_EXERCISE MATERIALS_:
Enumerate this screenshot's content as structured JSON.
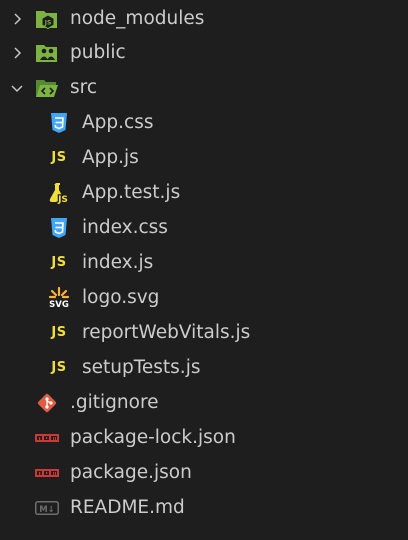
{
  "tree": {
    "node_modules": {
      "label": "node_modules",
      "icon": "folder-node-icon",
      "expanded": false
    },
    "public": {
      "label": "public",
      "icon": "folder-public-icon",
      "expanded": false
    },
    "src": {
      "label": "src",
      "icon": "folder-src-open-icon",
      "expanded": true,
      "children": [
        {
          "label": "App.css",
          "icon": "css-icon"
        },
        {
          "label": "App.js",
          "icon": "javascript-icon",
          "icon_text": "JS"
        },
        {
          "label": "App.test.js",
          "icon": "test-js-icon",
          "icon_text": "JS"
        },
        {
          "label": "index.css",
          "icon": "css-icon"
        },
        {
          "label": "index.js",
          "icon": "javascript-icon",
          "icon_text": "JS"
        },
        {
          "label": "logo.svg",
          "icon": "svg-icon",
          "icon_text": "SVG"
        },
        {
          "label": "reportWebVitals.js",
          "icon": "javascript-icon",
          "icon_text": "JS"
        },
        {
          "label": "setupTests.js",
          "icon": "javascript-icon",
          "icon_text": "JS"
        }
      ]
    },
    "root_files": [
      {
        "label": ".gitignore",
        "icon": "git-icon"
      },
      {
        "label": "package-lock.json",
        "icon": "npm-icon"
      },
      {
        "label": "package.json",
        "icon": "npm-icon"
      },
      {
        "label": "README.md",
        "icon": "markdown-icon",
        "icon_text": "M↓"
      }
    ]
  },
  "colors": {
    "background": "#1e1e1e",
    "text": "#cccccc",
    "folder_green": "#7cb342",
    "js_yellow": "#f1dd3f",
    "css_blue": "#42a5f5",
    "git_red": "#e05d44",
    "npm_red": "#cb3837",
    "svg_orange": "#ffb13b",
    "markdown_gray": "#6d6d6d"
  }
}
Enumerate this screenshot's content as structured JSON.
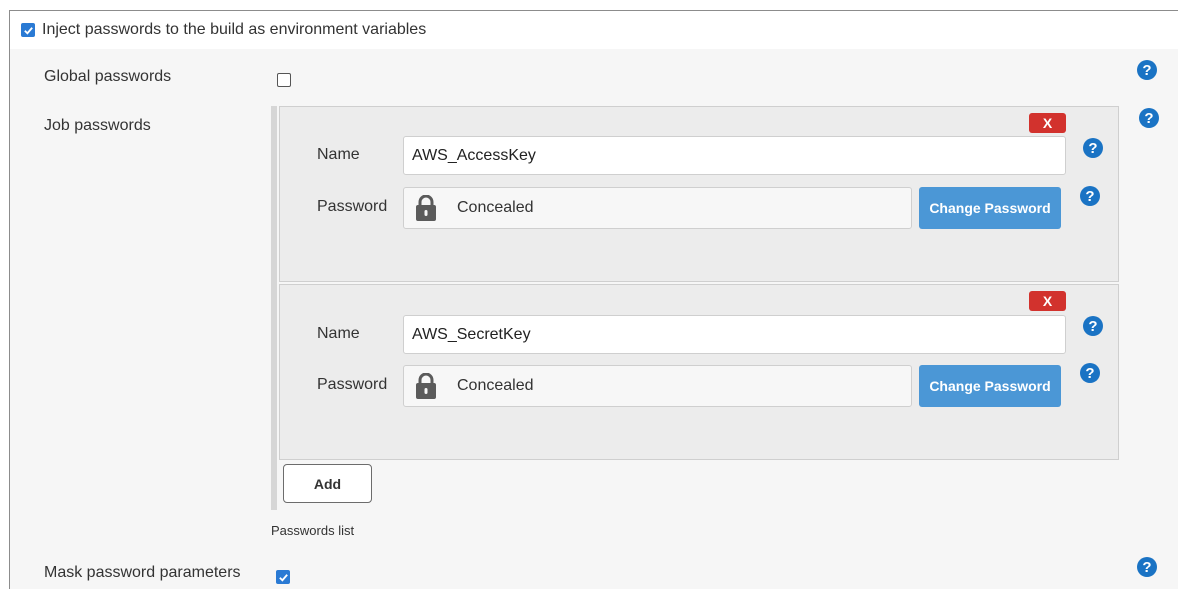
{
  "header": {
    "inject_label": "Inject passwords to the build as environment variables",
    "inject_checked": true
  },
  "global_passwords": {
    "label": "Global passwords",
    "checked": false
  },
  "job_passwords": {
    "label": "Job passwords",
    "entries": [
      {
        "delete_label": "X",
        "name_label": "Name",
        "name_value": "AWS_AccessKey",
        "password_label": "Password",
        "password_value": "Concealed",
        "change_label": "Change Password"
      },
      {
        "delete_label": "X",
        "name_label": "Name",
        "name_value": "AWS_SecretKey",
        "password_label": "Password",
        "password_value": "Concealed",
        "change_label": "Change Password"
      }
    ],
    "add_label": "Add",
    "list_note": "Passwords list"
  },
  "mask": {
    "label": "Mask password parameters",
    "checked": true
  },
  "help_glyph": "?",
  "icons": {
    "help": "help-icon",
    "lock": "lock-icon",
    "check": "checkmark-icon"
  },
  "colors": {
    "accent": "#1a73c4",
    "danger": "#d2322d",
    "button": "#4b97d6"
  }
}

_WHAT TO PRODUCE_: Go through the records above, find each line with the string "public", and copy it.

_YOUR RESPONSE_:
    "public": {
      "label": "public",
      "icon": "folder-public-icon",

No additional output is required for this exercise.